D. Marchesseault, who has been Mayor of this city for a number of terms, went into the City Marshal's office
The City Marshal's office? Why is "empty City Council chamber" reported elsewhere?
which adjoins the Mayor's office
Why did Marchesseault choose the office next to his?

Also, the City Marshal was a combination of law enforcement officer, tax/license fee collector, and dogcatcher. I'm unaware of any bad blood between Marchesseault and the City Marshal at the time of his death...although Marchesseault's debts might very well have resulted in an inability to pay his taxes or the license on his saloon.
yesterday morning, about seven o'clock, and locking the street door, carefully laid himself upon a table, placing his head upon a cushion, and his feet upon a chair, discharged a pistol, the ball of which entered his head.
I definitely understand why Marchesseault would lock the door. And this detail explains why a different newspaper account refers to Marchesseault's suicide note being on a table next to him. But still, this is just plain weird. Why lie down on a table, feet on a chair?
 The report of the pistol was heard, but caused no alarm, as it was supposed to have been fired in the rear of the building. 
As bizarre as this sounds to modern-day Angelenos, gunfire was a common sound in 1860s Los Angeles. It was a Wild West town with the highest murder rate in the United States, and even peaceful people carried guns for protection (Harris Newmark, who had never owned a gun before emigrating to Los Angeles, recalled using an abandoned adobe for target practice).
 Between eight and nine o'clock in the morning, when he was discovered, he was lying on his back with one arm folded on his breast and the pistol in the hand of the other: there was no appearance that a single muscle had moved after the firing of the fatal shot.
Maybe I watch too many police procedurals, but this doesn't seem quite right. Normally, when someone shoots themselves, they drop the gun.

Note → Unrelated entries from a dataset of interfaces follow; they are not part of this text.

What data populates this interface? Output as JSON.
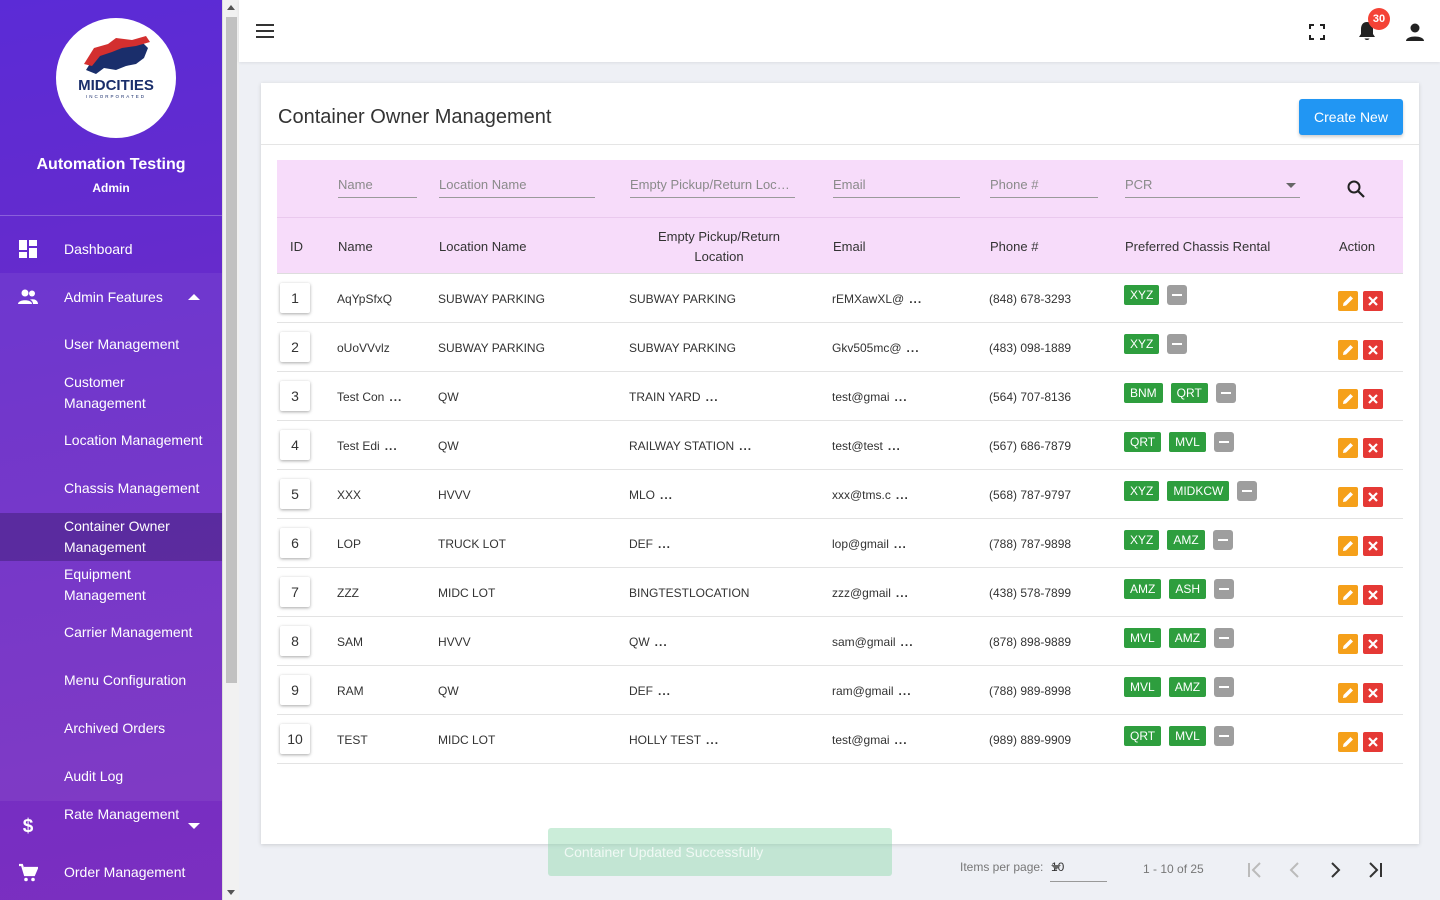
{
  "org": {
    "logo_text": "MIDCITIES",
    "logo_sub": "INCORPORATED",
    "name": "Automation Testing",
    "role": "Admin"
  },
  "sidebar": {
    "items": [
      {
        "label": "Dashboard",
        "icon": "dashboard-icon"
      },
      {
        "label": "Admin Features",
        "icon": "people-icon"
      },
      {
        "label": "User Management"
      },
      {
        "label": "Customer Management"
      },
      {
        "label": "Location Management"
      },
      {
        "label": "Chassis Management"
      },
      {
        "label": "Container Owner Management"
      },
      {
        "label": "Equipment Management"
      },
      {
        "label": "Carrier Management"
      },
      {
        "label": "Menu Configuration"
      },
      {
        "label": "Archived Orders"
      },
      {
        "label": "Audit Log"
      },
      {
        "label": "Rate Management",
        "icon": "dollar-icon"
      },
      {
        "label": "Order Management",
        "icon": "cart-icon"
      }
    ]
  },
  "topbar": {
    "notification_count": "30"
  },
  "page": {
    "title": "Container Owner Management",
    "create_label": "Create New"
  },
  "filters": {
    "name": "Name",
    "location": "Location Name",
    "empty_pickup": "Empty Pickup/Return Location",
    "email": "Email",
    "phone": "Phone #",
    "pcr": "PCR"
  },
  "columns": {
    "id": "ID",
    "name": "Name",
    "location": "Location Name",
    "empty_pickup": "Empty Pickup/Return Location",
    "email": "Email",
    "phone": "Phone #",
    "chassis": "Preferred Chassis Rental",
    "action": "Action"
  },
  "rows": [
    {
      "id": "1",
      "name": "AqYpSfxQ",
      "name_trunc": false,
      "location": "SUBWAY PARKING",
      "pickup": "SUBWAY PARKING",
      "pickup_trunc": false,
      "email": "rEMXawXL@",
      "phone": "(848) 678-3293",
      "chips": [
        "XYZ"
      ]
    },
    {
      "id": "2",
      "name": "oUoVVvlz",
      "name_trunc": false,
      "location": "SUBWAY PARKING",
      "pickup": "SUBWAY PARKING",
      "pickup_trunc": false,
      "email": "Gkv505mc@",
      "phone": "(483) 098-1889",
      "chips": [
        "XYZ"
      ]
    },
    {
      "id": "3",
      "name": "Test Con",
      "name_trunc": true,
      "location": "QW",
      "pickup": "TRAIN YARD",
      "pickup_trunc": true,
      "email": "test@gmai",
      "phone": "(564) 707-8136",
      "chips": [
        "BNM",
        "QRT"
      ]
    },
    {
      "id": "4",
      "name": "Test Edi",
      "name_trunc": true,
      "location": "QW",
      "pickup": "RAILWAY STATION",
      "pickup_trunc": true,
      "email": "test@test",
      "phone": "(567) 686-7879",
      "chips": [
        "QRT",
        "MVL"
      ]
    },
    {
      "id": "5",
      "name": "XXX",
      "name_trunc": false,
      "location": "HVVV",
      "pickup": "MLO",
      "pickup_trunc": true,
      "email": "xxx@tms.c",
      "phone": "(568) 787-9797",
      "chips": [
        "XYZ",
        "MIDKCW"
      ]
    },
    {
      "id": "6",
      "name": "LOP",
      "name_trunc": false,
      "location": "TRUCK LOT",
      "pickup": "DEF",
      "pickup_trunc": true,
      "email": "lop@gmail",
      "phone": "(788) 787-9898",
      "chips": [
        "XYZ",
        "AMZ"
      ]
    },
    {
      "id": "7",
      "name": "ZZZ",
      "name_trunc": false,
      "location": "MIDC LOT",
      "pickup": "BINGTESTLOCATION",
      "pickup_trunc": false,
      "email": "zzz@gmail",
      "phone": "(438) 578-7899",
      "chips": [
        "AMZ",
        "ASH"
      ]
    },
    {
      "id": "8",
      "name": "SAM",
      "name_trunc": false,
      "location": "HVVV",
      "pickup": "QW",
      "pickup_trunc": true,
      "email": "sam@gmail",
      "phone": "(878) 898-9889",
      "chips": [
        "MVL",
        "AMZ"
      ]
    },
    {
      "id": "9",
      "name": "RAM",
      "name_trunc": false,
      "location": "QW",
      "pickup": "DEF",
      "pickup_trunc": true,
      "email": "ram@gmail",
      "phone": "(788) 989-8998",
      "chips": [
        "MVL",
        "AMZ"
      ]
    },
    {
      "id": "10",
      "name": "TEST",
      "name_trunc": false,
      "location": "MIDC LOT",
      "pickup": "HOLLY TEST",
      "pickup_trunc": true,
      "email": "test@gmai",
      "phone": "(989) 889-9909",
      "chips": [
        "QRT",
        "MVL"
      ]
    }
  ],
  "ellipsis": "...",
  "paginator": {
    "items_per_page_label": "Items per page:",
    "items_per_page": "10",
    "range": "1 - 10 of 25"
  },
  "toast": "Container Updated Successfully",
  "colors": {
    "sidebar": "#5b2bd6",
    "primary": "#2196f3",
    "header_bg": "#f7dcfa",
    "chip": "#2e9e3e",
    "edit": "#f5a01a",
    "delete": "#e53935"
  }
}
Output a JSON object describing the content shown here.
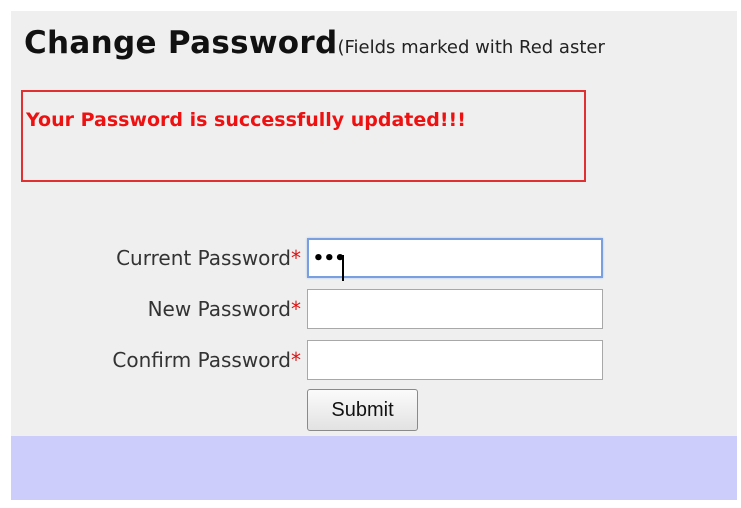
{
  "page": {
    "title": "Change Password",
    "title_note": "(Fields marked with Red aster"
  },
  "message": {
    "text": "Your Password is successfully updated!!!"
  },
  "form": {
    "required_marker": "*",
    "current_password": {
      "label": "Current Password",
      "value": "•••"
    },
    "new_password": {
      "label": "New Password",
      "value": ""
    },
    "confirm_password": {
      "label": "Confirm Password",
      "value": ""
    },
    "submit_label": "Submit"
  },
  "colors": {
    "panel_bg": "#efefef",
    "footer_band": "#cccdfb",
    "message_red": "#ee1111",
    "focus_border": "#7a9fe0"
  }
}
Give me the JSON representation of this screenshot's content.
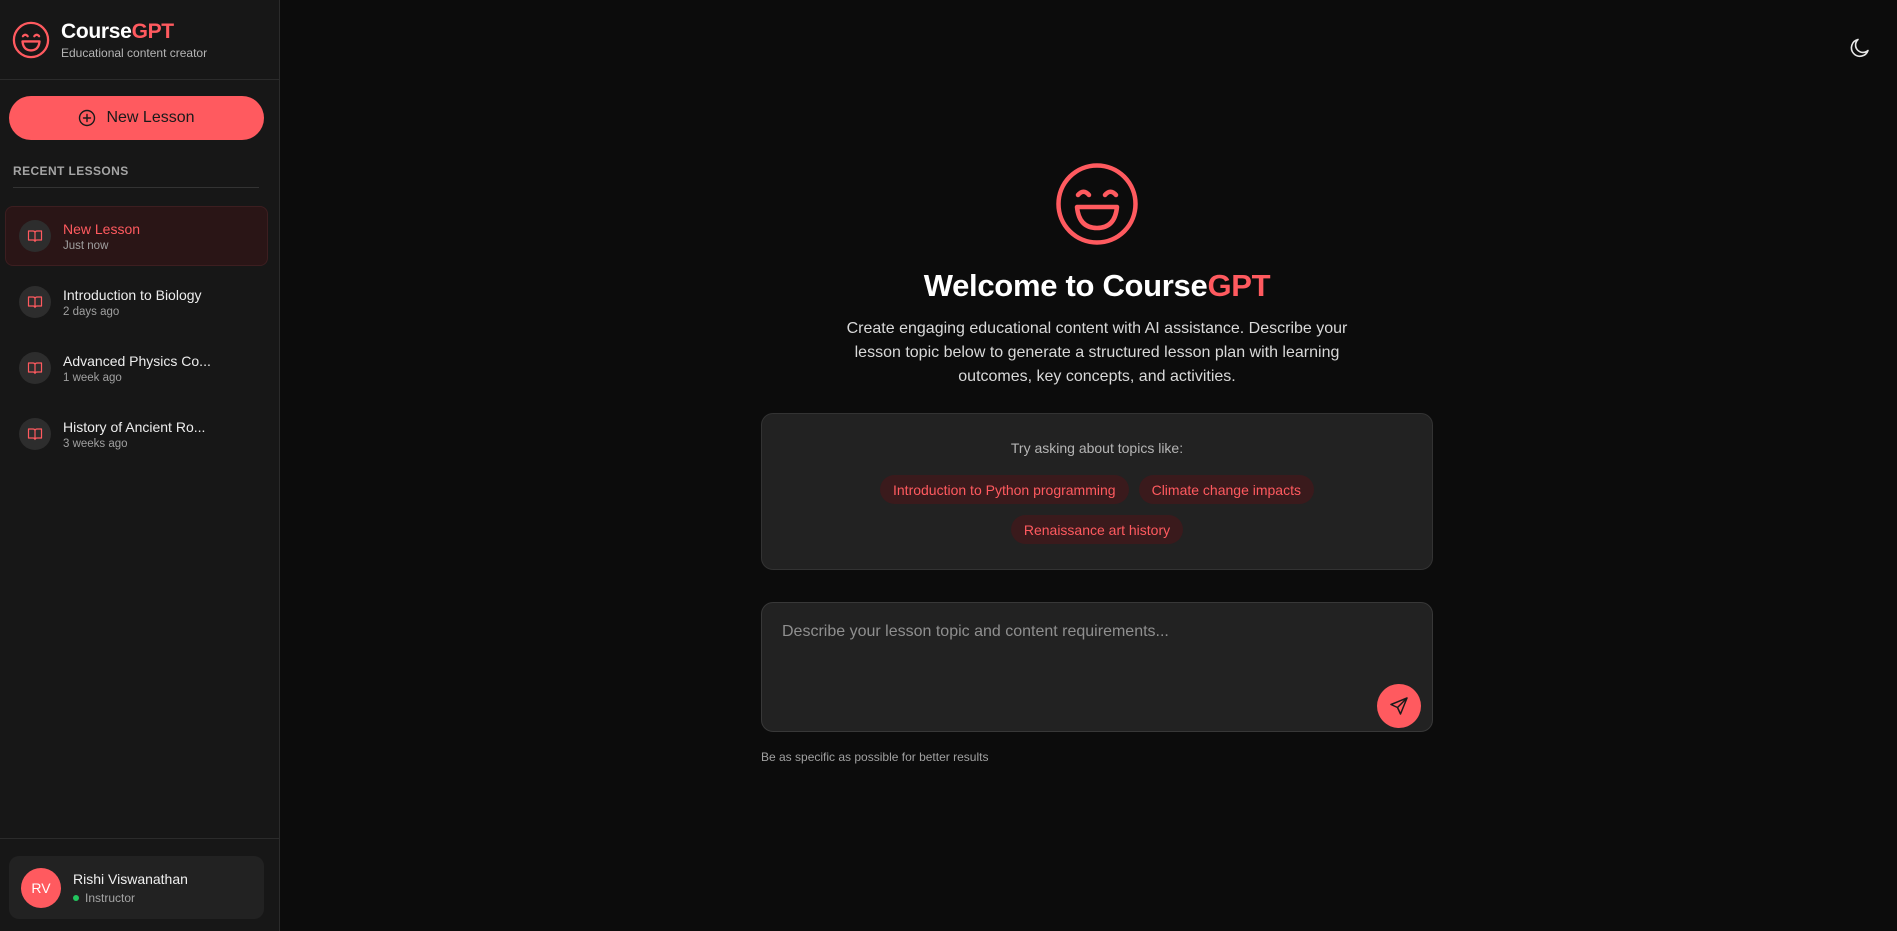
{
  "brand": {
    "name_main": "Course",
    "name_accent": "GPT",
    "subtitle": "Educational content creator"
  },
  "sidebar": {
    "new_lesson_label": "New Lesson",
    "recent_title": "RECENT LESSONS",
    "lessons": [
      {
        "name": "New Lesson",
        "time": "Just now",
        "active": true
      },
      {
        "name": "Introduction to Biology",
        "time": "2 days ago",
        "active": false
      },
      {
        "name": "Advanced Physics Co...",
        "time": "1 week ago",
        "active": false
      },
      {
        "name": "History of Ancient Ro...",
        "time": "3 weeks ago",
        "active": false
      }
    ]
  },
  "user": {
    "initials": "RV",
    "name": "Rishi Viswanathan",
    "role": "Instructor"
  },
  "main": {
    "welcome_prefix": "Welcome to Course",
    "welcome_accent": "GPT",
    "intro": "Create engaging educational content with AI assistance. Describe your lesson topic below to generate a structured lesson plan with learning outcomes, key concepts, and activities.",
    "suggest_title": "Try asking about topics like:",
    "suggestions": [
      "Introduction to Python programming",
      "Climate change impacts",
      "Renaissance art history"
    ],
    "input_placeholder": "Describe your lesson topic and content requirements...",
    "hint": "Be as specific as possible for better results"
  },
  "icons": {
    "logo": "smiley-logo-icon",
    "new": "plus-circle-icon",
    "lesson": "book-open-icon",
    "theme": "moon-icon",
    "send": "send-icon"
  },
  "colors": {
    "accent": "#ff5a5f",
    "background": "#0c0c0c",
    "sidebar": "#171717",
    "online": "#22c55e"
  }
}
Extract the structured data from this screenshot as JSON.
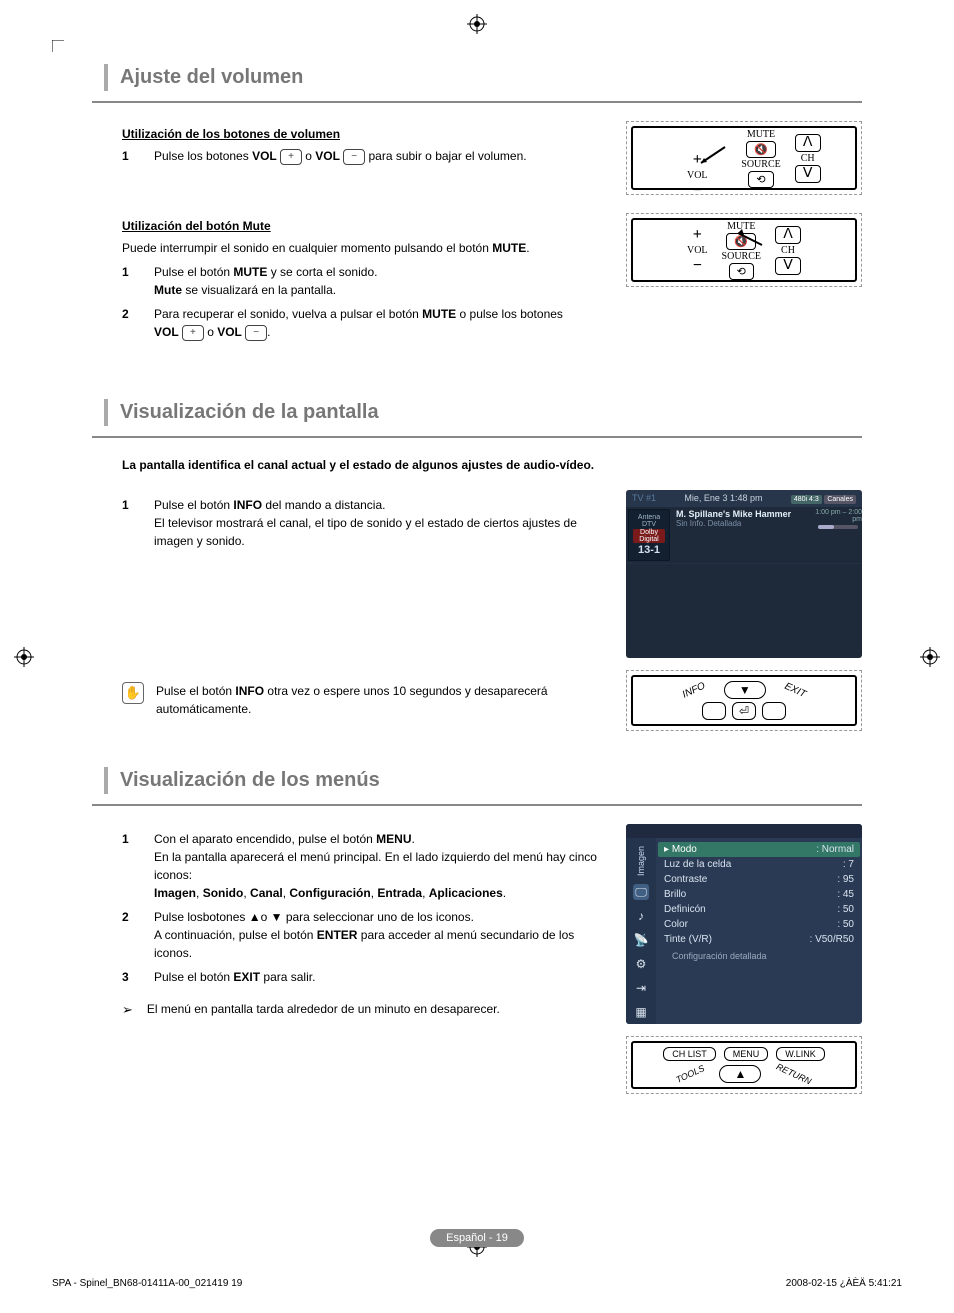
{
  "section1": {
    "title": "Ajuste del volumen",
    "sub1": "Utilización de los botones de volumen",
    "step1_num": "1",
    "step1_a": "Pulse los botones ",
    "step1_b": "VOL",
    "step1_plus": "+",
    "step1_c": " o ",
    "step1_d": "VOL",
    "step1_minus": "−",
    "step1_e": " para subir o bajar el volumen.",
    "sub2": "Utilización del botón Mute",
    "intro2": "Puede interrumpir el sonido en cualquier momento pulsando el botón ",
    "intro2_bold": "MUTE",
    "intro2_end": ".",
    "m1_num": "1",
    "m1_a": "Pulse el botón ",
    "m1_b": "MUTE",
    "m1_c": " y se corta el sonido.",
    "m1_d": "Mute",
    "m1_e": " se visualizará en la pantalla.",
    "m2_num": "2",
    "m2_a": "Para recuperar el sonido, vuelva a pulsar el botón ",
    "m2_b": "MUTE",
    "m2_c": " o pulse los botones",
    "m2_d": "VOL",
    "m2_plus": "+",
    "m2_e": " o ",
    "m2_f": "VOL",
    "m2_minus": "−",
    "m2_g": "."
  },
  "remote1": {
    "vol": "VOL",
    "mute": "MUTE",
    "source": "SOURCE",
    "ch": "CH",
    "plus": "+",
    "minus": "−",
    "up": "ᐱ",
    "down": "ᐯ"
  },
  "section2": {
    "title": "Visualización de la pantalla",
    "lead": "La pantalla identifica el canal actual y el estado de algunos ajustes de audio-vídeo.",
    "s1_num": "1",
    "s1_a": "Pulse el botón ",
    "s1_b": "INFO",
    "s1_c": " del mando a distancia.",
    "s1_d": "El televisor mostrará el canal, el tipo de sonido y el estado de ciertos ajustes de imagen y sonido.",
    "note_a": "Pulse el botón ",
    "note_b": "INFO",
    "note_c": " otra vez o espere unos 10 segundos y desaparecerá automáticamente."
  },
  "tv": {
    "topleft": "TV #1",
    "topdate": "Mie, Ene 3  1:48 pm",
    "badge1": "480i 4:3",
    "badge2": "Canales",
    "src": "Antena DTV",
    "flag": "Dolby Digital",
    "prog": "M. Spillane's Mike Hammer",
    "time": "1:00 pm – 2:00 pm",
    "meta": "Sin Info. Detallada",
    "chnum": "13-1"
  },
  "section3": {
    "title": "Visualización de los menús",
    "s1_num": "1",
    "s1_a": "Con el aparato encendido, pulse el botón ",
    "s1_b": "MENU",
    "s1_c": ".",
    "s1_d": "En la pantalla aparecerá el menú principal. En el lado izquierdo del menú hay cinco iconos:",
    "s1_e1": "Imagen",
    "s1_e2": "Sonido",
    "s1_e3": "Canal",
    "s1_e4": "Configuración",
    "s1_e5": "Entrada",
    "s1_e6": "Aplicaciones",
    "s2_num": "2",
    "s2_a": "Pulse losbotones ▲o ▼ para seleccionar uno de los iconos.",
    "s2_b": "A continuación, pulse el botón ",
    "s2_c": "ENTER",
    "s2_d": " para acceder al menú secundario de los iconos.",
    "s3_num": "3",
    "s3_a": "Pulse el botón ",
    "s3_b": "EXIT",
    "s3_c": " para salir.",
    "bullet": "El menú en pantalla tarda alrededor de un minuto en desaparecer."
  },
  "menu": {
    "side": "Imagen",
    "r0k": "Modo",
    "r0v": ": Normal",
    "r1k": "Luz de la celda",
    "r1v": ": 7",
    "r2k": "Contraste",
    "r2v": ": 95",
    "r3k": "Brillo",
    "r3v": ": 45",
    "r4k": "Definicón",
    "r4v": ": 50",
    "r5k": "Color",
    "r5v": ": 50",
    "r6k": "Tinte (V/R)",
    "r6v": ": V50/R50",
    "foot": "Configuración detallada"
  },
  "remote2": {
    "chlist": "CH LIST",
    "menu": "MENU",
    "wlink": "W.LINK",
    "tools": "TOOLS",
    "return": "RETURN",
    "up": "▲",
    "down": "▼",
    "info": "INFO",
    "exit": "EXIT"
  },
  "footer_pill": "Español - 19",
  "doc_left": "SPA - Spinel_BN68-01411A-00_021419   19",
  "doc_right": "2008-02-15   ¿ÀÈÄ 5:41:21"
}
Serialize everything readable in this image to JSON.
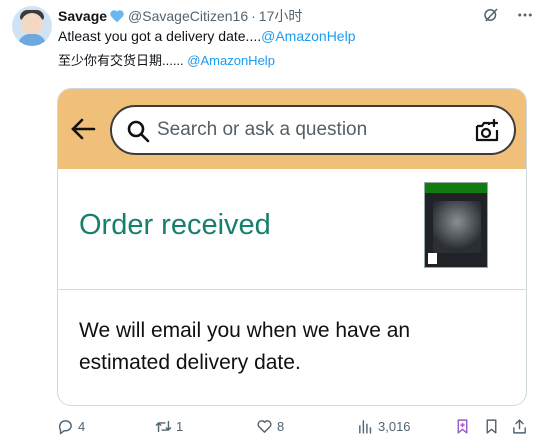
{
  "tweet": {
    "author_name": "Savage",
    "handle": "@SavageCitizen16",
    "separator": "·",
    "time": "17小时",
    "text_line1": "Atleast you got a delivery date....",
    "text_line1_mention": "@AmazonHelp",
    "translation_text": "至少你有交货日期...... ",
    "translation_mention": "@AmazonHelp"
  },
  "screenshot": {
    "search_placeholder": "Search or ask a question",
    "order_status": "Order received",
    "email_message": "We will email you when we have an estimated delivery date.",
    "banner_color": "#f0bf7a",
    "accent_color": "#17806c"
  },
  "actions": {
    "reply_count": "4",
    "retweet_count": "1",
    "like_count": "8",
    "views_count": "3,016"
  },
  "icons": [
    "verified-heart-icon",
    "grok-icon",
    "more-icon",
    "back-arrow-icon",
    "search-icon",
    "camera-icon",
    "reply-icon",
    "retweet-icon",
    "like-icon",
    "views-icon",
    "bookmark-icon",
    "share-icon"
  ]
}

The rest of the Daily Alta California article contains no new information, so I won't reiterate it here.

I'm a firm believer in logic and reason. And I know I'm prone to overanalyzing everything. BUT...

The suicide location differs from most reports.

The Mayor positioning himself on a table, feet on a chair, doesn't make any sense.

And he somehow managed to not drop the gun after killing himself.

Couple that with the fact that Marchesseault isn't on the official list of former mayors (in spite of SIX terms) and the circumstances of the Mayor's death are weirder than I ever would have guessed.